My son plays happily. He flits easily between two worlds, the world that is and the world he imagines. His conversation assumes the extraordinary. His play is an adventure in make believe.
How like faith.
Perhaps nothing is more like faith than play. This “admission” would no doubt make Christians raised in an era of apologetic zeal begin to sweat. It may also delight anti-theist scolds, those champions of unhappiness and pretense.
But it is no great surrender to say faith is like play. If in a young boy’s imaginative play he sees himself brave and trustworthy in the good fight, then we are glad if he grows into a man who is like that in “the real world.” Likewise, if a little girl tenderly cares for a baby doll, devoting herself to its care while at play, then grows up to become a loving, tender mother, we are happy. And we should be. I call that good.
So child’s play is braided into the lifelong cords of faith. Part of life is anticipating, by faith, the right-side-up world. And it is deadly difficult when it feels like the ceiling’s coming down all around us.

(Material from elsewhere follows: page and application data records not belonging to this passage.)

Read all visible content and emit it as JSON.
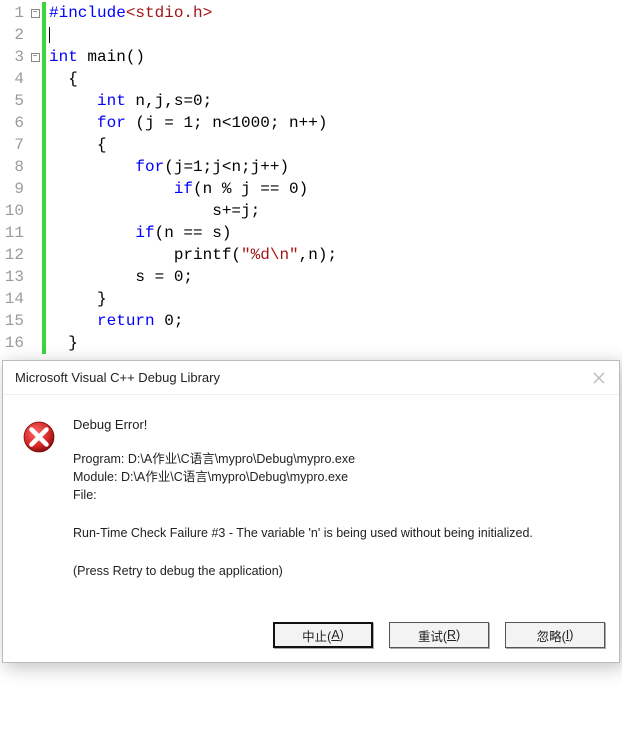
{
  "editor": {
    "lines": [
      {
        "n": "1",
        "fold": "minus",
        "tokens": [
          {
            "t": "#include",
            "c": "tok-pp"
          },
          {
            "t": "<stdio.h>",
            "c": "tok-inc"
          }
        ]
      },
      {
        "n": "2",
        "fold": "",
        "tokens": [
          {
            "t": "",
            "c": ""
          }
        ],
        "caret": true
      },
      {
        "n": "3",
        "fold": "minus",
        "tokens": [
          {
            "t": "int",
            "c": "tok-kw"
          },
          {
            "t": " main()",
            "c": "tok-def"
          }
        ]
      },
      {
        "n": "4",
        "fold": "",
        "tokens": [
          {
            "t": "  {",
            "c": "tok-def"
          }
        ]
      },
      {
        "n": "5",
        "fold": "",
        "tokens": [
          {
            "t": "     ",
            "c": ""
          },
          {
            "t": "int",
            "c": "tok-kw"
          },
          {
            "t": " n,j,s=0;",
            "c": "tok-def"
          }
        ]
      },
      {
        "n": "6",
        "fold": "",
        "tokens": [
          {
            "t": "     ",
            "c": ""
          },
          {
            "t": "for",
            "c": "tok-kw"
          },
          {
            "t": " (j = 1; n<1000; n++)",
            "c": "tok-def"
          }
        ]
      },
      {
        "n": "7",
        "fold": "",
        "tokens": [
          {
            "t": "     {",
            "c": "tok-def"
          }
        ]
      },
      {
        "n": "8",
        "fold": "",
        "tokens": [
          {
            "t": "         ",
            "c": ""
          },
          {
            "t": "for",
            "c": "tok-kw"
          },
          {
            "t": "(j=1;j<n;j++)",
            "c": "tok-def"
          }
        ]
      },
      {
        "n": "9",
        "fold": "",
        "tokens": [
          {
            "t": "             ",
            "c": ""
          },
          {
            "t": "if",
            "c": "tok-kw"
          },
          {
            "t": "(n % j == 0)",
            "c": "tok-def"
          }
        ]
      },
      {
        "n": "10",
        "fold": "",
        "tokens": [
          {
            "t": "                 s+=j;",
            "c": "tok-def"
          }
        ]
      },
      {
        "n": "11",
        "fold": "",
        "tokens": [
          {
            "t": "         ",
            "c": ""
          },
          {
            "t": "if",
            "c": "tok-kw"
          },
          {
            "t": "(n == s)",
            "c": "tok-def"
          }
        ]
      },
      {
        "n": "12",
        "fold": "",
        "tokens": [
          {
            "t": "             printf(",
            "c": "tok-def"
          },
          {
            "t": "\"%d\\n\"",
            "c": "tok-str"
          },
          {
            "t": ",n);",
            "c": "tok-def"
          }
        ]
      },
      {
        "n": "13",
        "fold": "",
        "tokens": [
          {
            "t": "         s = 0;",
            "c": "tok-def"
          }
        ]
      },
      {
        "n": "14",
        "fold": "",
        "tokens": [
          {
            "t": "     }",
            "c": "tok-def"
          }
        ]
      },
      {
        "n": "15",
        "fold": "",
        "tokens": [
          {
            "t": "     ",
            "c": ""
          },
          {
            "t": "return",
            "c": "tok-kw"
          },
          {
            "t": " 0;",
            "c": "tok-def"
          }
        ]
      },
      {
        "n": "16",
        "fold": "",
        "tokens": [
          {
            "t": "  }",
            "c": "tok-def"
          }
        ]
      }
    ]
  },
  "dialog": {
    "title": "Microsoft Visual C++ Debug Library",
    "heading": "Debug Error!",
    "program_label": "Program: ",
    "program_path": "D:\\A作业\\C语言\\mypro\\Debug\\mypro.exe",
    "module_label": "Module: ",
    "module_path": "D:\\A作业\\C语言\\mypro\\Debug\\mypro.exe",
    "file_label": "File:",
    "error_text": "Run-Time Check Failure #3 - The variable 'n' is being used without being initialized.",
    "hint_text": "(Press Retry to debug the application)",
    "buttons": {
      "abort": {
        "text": "中止(",
        "key": "A",
        "suffix": ")"
      },
      "retry": {
        "text": "重试(",
        "key": "R",
        "suffix": ")"
      },
      "ignore": {
        "text": "忽略(",
        "key": "I",
        "suffix": ")"
      }
    }
  }
}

Part of the Christian life, perhaps the heart of it, is praying “Your kingdom come, your will be done, on earth as it is in heaven.” This is holy imagination at work. This is a life of imaginative anticipation. Faith is play. It is playing at the most deeply true articles of the human charter.
Imagination is an essential capacity of faith.
Does our conversation assume the extraordinary? If it doesn’t, can we be what we claim to be?
Jesus told us that children show us the way to the Kingdom. I believe he meant to commend both their lack of personal standing (they cannot cling to accomplishment as merit) and their capacity for deep dependence.
Children are suited for the Kingdom in their imaginative play. “Make believe” is one of the clearest avenues along the way to making us believers.
So, let them play. And join them.